(Dataset items)
# # # # # # #

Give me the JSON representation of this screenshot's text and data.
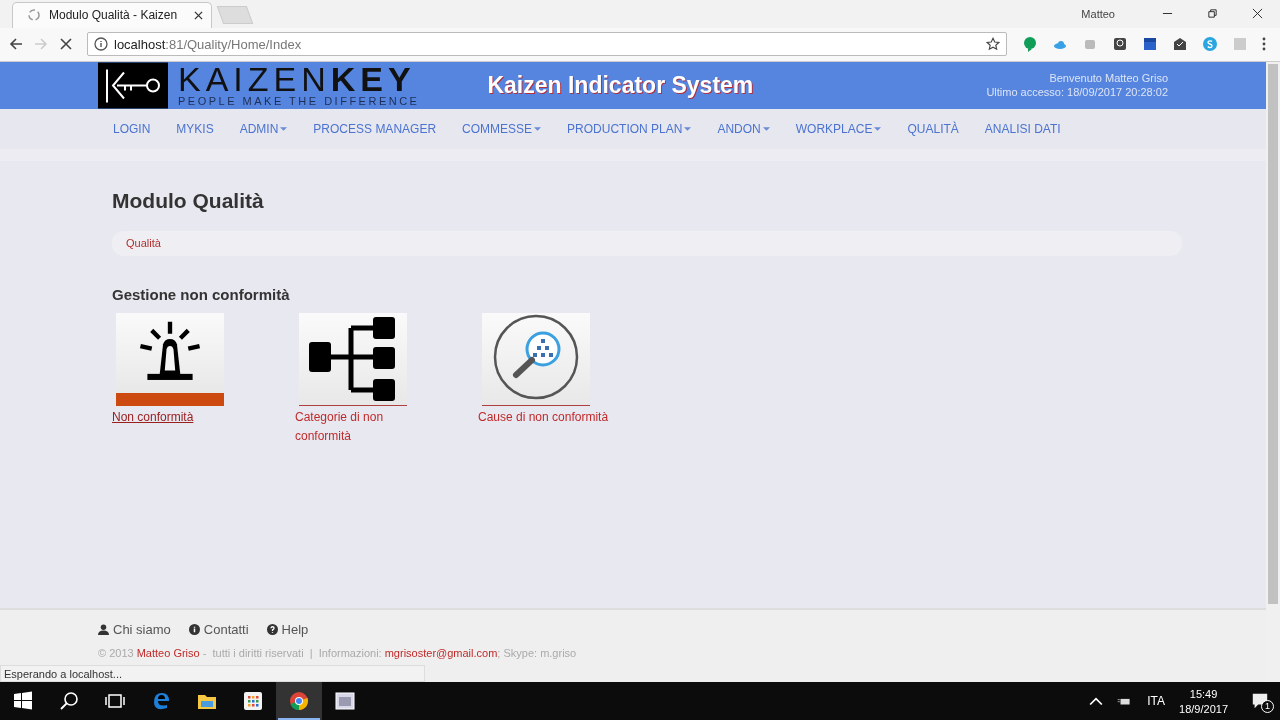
{
  "browser": {
    "tab_title": "Modulo Qualità - Kaizen",
    "profile": "Matteo",
    "address": {
      "host": "localhost",
      "path": ":81/Quality/Home/Index"
    },
    "loading": true
  },
  "header": {
    "logo_light": "KAIZEN",
    "logo_bold": "KEY",
    "tagline": "PEOPLE MAKE THE DIFFERENCE",
    "title": "Kaizen Indicator System",
    "welcome": "Benvenuto Matteo Griso",
    "last_access": "Ultimo accesso: 18/09/2017 20:28:02"
  },
  "nav": [
    {
      "label": "LOGIN",
      "dropdown": false
    },
    {
      "label": "MYKIS",
      "dropdown": false
    },
    {
      "label": "ADMIN",
      "dropdown": true
    },
    {
      "label": "PROCESS MANAGER",
      "dropdown": false
    },
    {
      "label": "COMMESSE",
      "dropdown": true
    },
    {
      "label": "PRODUCTION PLAN",
      "dropdown": true
    },
    {
      "label": "ANDON",
      "dropdown": true
    },
    {
      "label": "WORKPLACE",
      "dropdown": true
    },
    {
      "label": "QUALITÀ",
      "dropdown": false
    },
    {
      "label": "ANALISI DATI",
      "dropdown": false
    }
  ],
  "page_title": "Modulo Qualità",
  "breadcrumb": "Qualità",
  "section_title": "Gestione non conformità",
  "tiles": [
    {
      "kind": "alarm",
      "label": "Non conformità",
      "hovered": true
    },
    {
      "kind": "hierarchy",
      "label": "Categorie di non conformità",
      "hovered": false
    },
    {
      "kind": "search",
      "label": "Cause di non conformità",
      "hovered": false
    }
  ],
  "footer": {
    "links": [
      {
        "kind": "user",
        "label": "Chi siamo"
      },
      {
        "kind": "info",
        "label": "Contatti"
      },
      {
        "kind": "help",
        "label": "Help"
      }
    ],
    "copyright": "© 2013",
    "author": "Matteo Griso",
    "rights": "-  tutti i diritti riservati  |  Informazioni:",
    "email": "mgrisoster@gmail.com",
    "skype": "; Skype: m.griso"
  },
  "status": "Esperando a localhost...",
  "taskbar": {
    "apps": [
      {
        "kind": "start",
        "active": false
      },
      {
        "kind": "search",
        "active": false
      },
      {
        "kind": "taskview",
        "active": false
      },
      {
        "kind": "edge",
        "active": false
      },
      {
        "kind": "explorer",
        "active": false
      },
      {
        "kind": "store",
        "active": false
      },
      {
        "kind": "chrome",
        "active": true
      },
      {
        "kind": "window",
        "active": false
      }
    ],
    "language": "ITA",
    "time": "15:49",
    "date": "18/9/2017",
    "notifications": "1"
  }
}
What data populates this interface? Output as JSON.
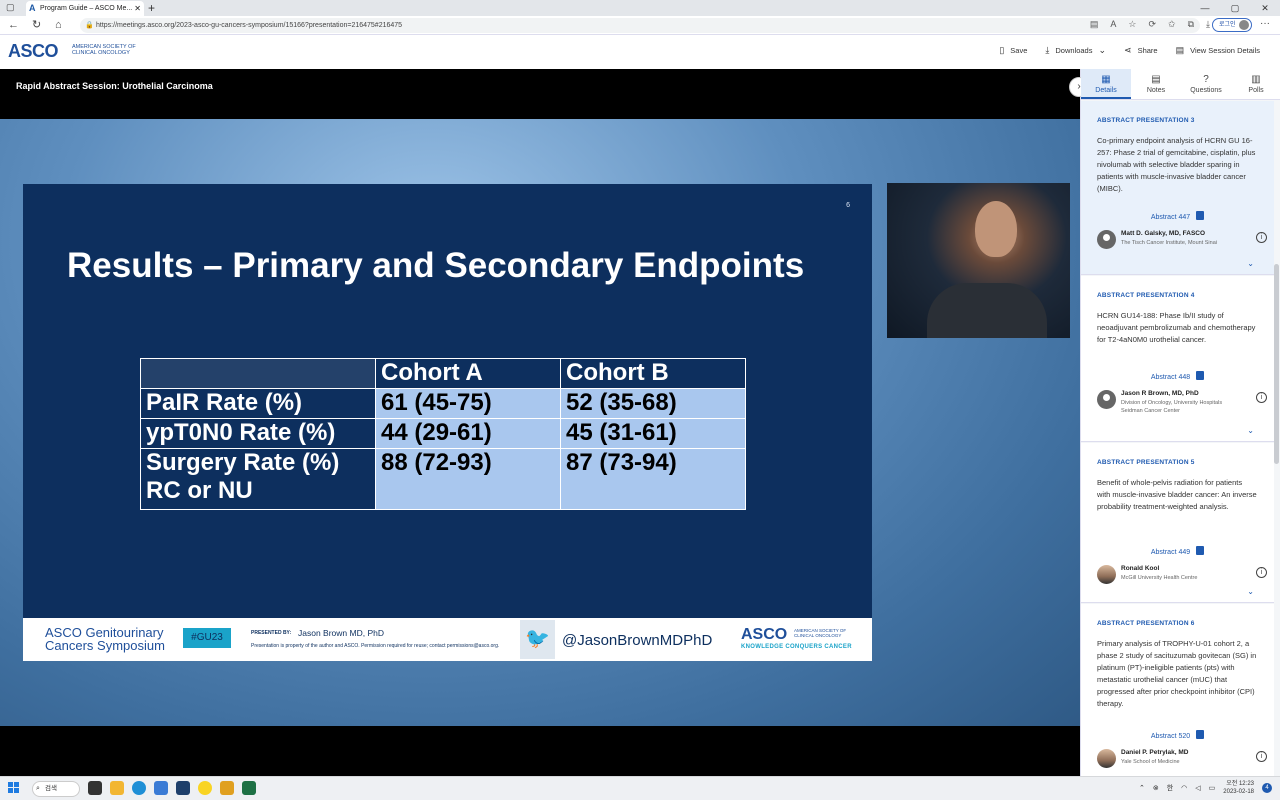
{
  "browser": {
    "tab_title": "Program Guide – ASCO Me...",
    "url": "https://meetings.asco.org/2023-asco-gu-cancers-symposium/15166?presentation=216475#216475",
    "login_label": "로그인"
  },
  "header": {
    "logo": "ASCO",
    "logo_sub": "AMERICAN SOCIETY OF CLINICAL ONCOLOGY",
    "actions": {
      "save": "Save",
      "downloads": "Downloads",
      "share": "Share",
      "view_details": "View Session Details"
    }
  },
  "video": {
    "session_title": "Rapid Abstract Session: Urothelial Carcinoma",
    "slide": {
      "number": "6",
      "title": "Results – Primary and Secondary Endpoints",
      "columns": [
        "Cohort A",
        "Cohort B"
      ],
      "rows": [
        {
          "label": "PaIR Rate (%)",
          "a": "61 (45-75)",
          "b": "52 (35-68)"
        },
        {
          "label": "ypT0N0 Rate (%)",
          "a": "44 (29-61)",
          "b": "45 (31-61)"
        },
        {
          "label": "Surgery Rate (%)",
          "label2": "RC or NU",
          "a": "88 (72-93)",
          "b": "87 (73-94)"
        }
      ],
      "footer": {
        "symposium_line1": "ASCO Genitourinary",
        "symposium_line2": "Cancers Symposium",
        "hashtag": "#GU23",
        "presented_by": "PRESENTED BY:",
        "presenter": "Jason Brown MD, PhD",
        "disclaimer": "Presentation is property of the author and ASCO. Permission required for reuse; contact permissions@asco.org.",
        "twitter_handle": "@JasonBrownMDPhD",
        "asco": "ASCO",
        "asco_sub": "AMERICAN SOCIETY OF CLINICAL ONCOLOGY",
        "tagline": "KNOWLEDGE CONQUERS CANCER"
      }
    }
  },
  "panel": {
    "tabs": [
      {
        "label": "Details",
        "icon": "book-icon"
      },
      {
        "label": "Notes",
        "icon": "note-icon"
      },
      {
        "label": "Questions",
        "icon": "question-icon"
      },
      {
        "label": "Polls",
        "icon": "chart-icon"
      }
    ],
    "cards": [
      {
        "title": "ABSTRACT PRESENTATION 3",
        "description": "Co-primary endpoint analysis of HCRN GU 16-257: Phase 2 trial of gemcitabine, cisplatin, plus nivolumab with selective bladder sparing in patients with muscle-invasive bladder cancer (MIBC).",
        "abstract": "Abstract 447",
        "author": "Matt D. Galsky, MD, FASCO",
        "affiliation": "The Tisch Cancer Institute, Mount Sinai"
      },
      {
        "title": "ABSTRACT PRESENTATION 4",
        "description": "HCRN GU14-188: Phase Ib/II study of neoadjuvant pembrolizumab and chemotherapy for T2-4aN0M0 urothelial cancer.",
        "abstract": "Abstract 448",
        "author": "Jason R Brown, MD, PhD",
        "affiliation": "Division of Oncology, University Hospitals Seidman Cancer Center"
      },
      {
        "title": "ABSTRACT PRESENTATION 5",
        "description": "Benefit of whole-pelvis radiation for patients with muscle-invasive bladder cancer: An inverse probability treatment-weighted analysis.",
        "abstract": "Abstract 449",
        "author": "Ronald Kool",
        "affiliation": "McGill University Health Centre"
      },
      {
        "title": "ABSTRACT PRESENTATION 6",
        "description": "Primary analysis of TROPHY-U-01 cohort 2, a phase 2 study of sacituzumab govitecan (SG) in platinum (PT)-ineligible patients (pts) with metastatic urothelial cancer (mUC) that progressed after prior checkpoint inhibitor (CPI) therapy.",
        "abstract": "Abstract 520",
        "author": "Daniel P. Petrylak, MD",
        "affiliation": "Yale School of Medicine"
      }
    ]
  },
  "taskbar": {
    "search": "검색",
    "lang": "한",
    "time": "오전 12:23",
    "date": "2023-02-18",
    "notifications": "4"
  }
}
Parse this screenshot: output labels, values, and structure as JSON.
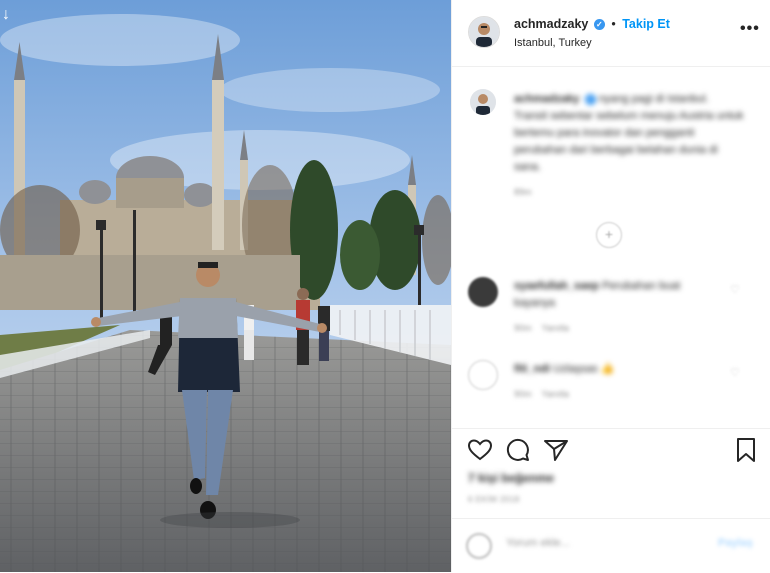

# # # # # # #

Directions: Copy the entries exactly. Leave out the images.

Expected answer:
Give me the JSON representation of this screenshot's text and data.
{
  "browser": {
    "tab_title": "Modulo Qualità - Kaizen",
    "profile": "Matteo",
    "address": {
      "host": "localhost",
      "path": ":81/Quality/Home/Index"
    },
    "loading": true
  },
  "header": {
    "logo_light": "KAIZEN",
    "logo_bold": "KEY",
    "tagline": "PEOPLE MAKE THE DIFFERENCE",
    "title": "Kaizen Indicator System",
    "welcome": "Benvenuto Matteo Griso",
    "last_access": "Ultimo accesso: 18/09/2017 20:28:02"
  },
  "nav": [
    {
      "label": "LOGIN",
      "dropdown": false
    },
    {
      "label": "MYKIS",
      "dropdown": false
    },
    {
      "label": "ADMIN",
      "dropdown": true
    },
    {
      "label": "PROCESS MANAGER",
      "dropdown": false
    },
    {
      "label": "COMMESSE",
      "dropdown": true
    },
    {
      "label": "PRODUCTION PLAN",
      "dropdown": true
    },
    {
      "label": "ANDON",
      "dropdown": true
    },
    {
      "label": "WORKPLACE",
      "dropdown": true
    },
    {
      "label": "QUALITÀ",
      "dropdown": false
    },
    {
      "label": "ANALISI DATI",
      "dropdown": false
    }
  ],
  "page_title": "Modulo Qualità",
  "breadcrumb": "Qualità",
  "section_title": "Gestione non conformità",
  "tiles": [
    {
      "kind": "alarm",
      "label": "Non conformità",
      "hovered": true
    },
    {
      "kind": "hierarchy",
      "label": "Categorie di non conformità",
      "hovered": false
    },
    {
      "kind": "search",
      "label": "Cause di non conformità",
      "hovered": false
    }
  ],
  "footer": {
    "links": [
      {
        "kind": "user",
        "label": "Chi siamo"
      },
      {
        "kind": "info",
        "label": "Contatti"
      },
      {
        "kind": "help",
        "label": "Help"
      }
    ],
    "copyright": "© 2013",
    "author": "Matteo Griso",
    "rights": "-  tutti i diritti riservati  |  Informazioni:",
    "email": "mgrisoster@gmail.com",
    "skype": "; Skype: m.griso"
  },
  "status": "Esperando a localhost...",
  "taskbar": {
    "apps": [
      {
        "kind": "start",
        "active": false
      },
      {
        "kind": "search",
        "active": false
      },
      {
        "kind": "taskview",
        "active": false
      },
      {
        "kind": "edge",
        "active": false
      },
      {
        "kind": "explorer",
        "active": false
      },
      {
        "kind": "store",
        "active": false
      },
      {
        "kind": "chrome",
        "active": true
      },
      {
        "kind": "window",
        "active": false
      }
    ],
    "language": "ITA",
    "time": "15:49",
    "date": "18/9/2017",
    "notifications": "1"
  }
}
What data populates this interface? Output as JSON.
{
  "browser": {
    "tab_title": "Program Guide – ASCO Me...",
    "url": "https://meetings.asco.org/2023-asco-gu-cancers-symposium/15166?presentation=216475#216475",
    "login_label": "로그인"
  },
  "header": {
    "logo": "ASCO",
    "logo_sub": "AMERICAN SOCIETY OF CLINICAL ONCOLOGY",
    "actions": {
      "save": "Save",
      "downloads": "Downloads",
      "share": "Share",
      "view_details": "View Session Details"
    }
  },
  "video": {
    "session_title": "Rapid Abstract Session: Urothelial Carcinoma",
    "slide": {
      "number": "6",
      "title": "Results – Primary and Secondary Endpoints",
      "columns": [
        "Cohort A",
        "Cohort B"
      ],
      "rows": [
        {
          "label": "PaIR Rate (%)",
          "a": "61 (45-75)",
          "b": "52 (35-68)"
        },
        {
          "label": "ypT0N0 Rate (%)",
          "a": "44 (29-61)",
          "b": "45 (31-61)"
        },
        {
          "label": "Surgery Rate (%)",
          "label2": "RC or NU",
          "a": "88 (72-93)",
          "b": "87 (73-94)"
        }
      ],
      "footer": {
        "symposium_line1": "ASCO Genitourinary",
        "symposium_line2": "Cancers Symposium",
        "hashtag": "#GU23",
        "presented_by": "PRESENTED BY:",
        "presenter": "Jason Brown MD, PhD",
        "disclaimer": "Presentation is property of the author and ASCO. Permission required for reuse; contact permissions@asco.org.",
        "twitter_handle": "@JasonBrownMDPhD",
        "asco": "ASCO",
        "asco_sub": "AMERICAN SOCIETY OF CLINICAL ONCOLOGY",
        "tagline": "KNOWLEDGE CONQUERS CANCER"
      }
    }
  },
  "panel": {
    "tabs": [
      {
        "label": "Details",
        "icon": "book-icon"
      },
      {
        "label": "Notes",
        "icon": "note-icon"
      },
      {
        "label": "Questions",
        "icon": "question-icon"
      },
      {
        "label": "Polls",
        "icon": "chart-icon"
      }
    ],
    "cards": [
      {
        "title": "ABSTRACT PRESENTATION 3",
        "description": "Co-primary endpoint analysis of HCRN GU 16-257: Phase 2 trial of gemcitabine, cisplatin, plus nivolumab with selective bladder sparing in patients with muscle-invasive bladder cancer (MIBC).",
        "abstract": "Abstract 447",
        "author": "Matt D. Galsky, MD, FASCO",
        "affiliation": "The Tisch Cancer Institute, Mount Sinai"
      },
      {
        "title": "ABSTRACT PRESENTATION 4",
        "description": "HCRN GU14-188: Phase Ib/II study of neoadjuvant pembrolizumab and chemotherapy for T2-4aN0M0 urothelial cancer.",
        "abstract": "Abstract 448",
        "author": "Jason R Brown, MD, PhD",
        "affiliation": "Division of Oncology, University Hospitals Seidman Cancer Center"
      },
      {
        "title": "ABSTRACT PRESENTATION 5",
        "description": "Benefit of whole-pelvis radiation for patients with muscle-invasive bladder cancer: An inverse probability treatment-weighted analysis.",
        "abstract": "Abstract 449",
        "author": "Ronald Kool",
        "affiliation": "McGill University Health Centre"
      },
      {
        "title": "ABSTRACT PRESENTATION 6",
        "description": "Primary analysis of TROPHY-U-01 cohort 2, a phase 2 study of sacituzumab govitecan (SG) in platinum (PT)-ineligible patients (pts) with metastatic urothelial cancer (mUC) that progressed after prior checkpoint inhibitor (CPI) therapy.",
        "abstract": "Abstract 520",
        "author": "Daniel P. Petrylak, MD",
        "affiliation": "Yale School of Medicine"
      }
    ]
  },
  "taskbar": {
    "search": "검색",
    "lang": "한",
    "time": "오전 12:23",
    "date": "2023-02-18",
    "notifications": "4"
  }
}
Parse this screenshot: output labels, values, and structure as JSON.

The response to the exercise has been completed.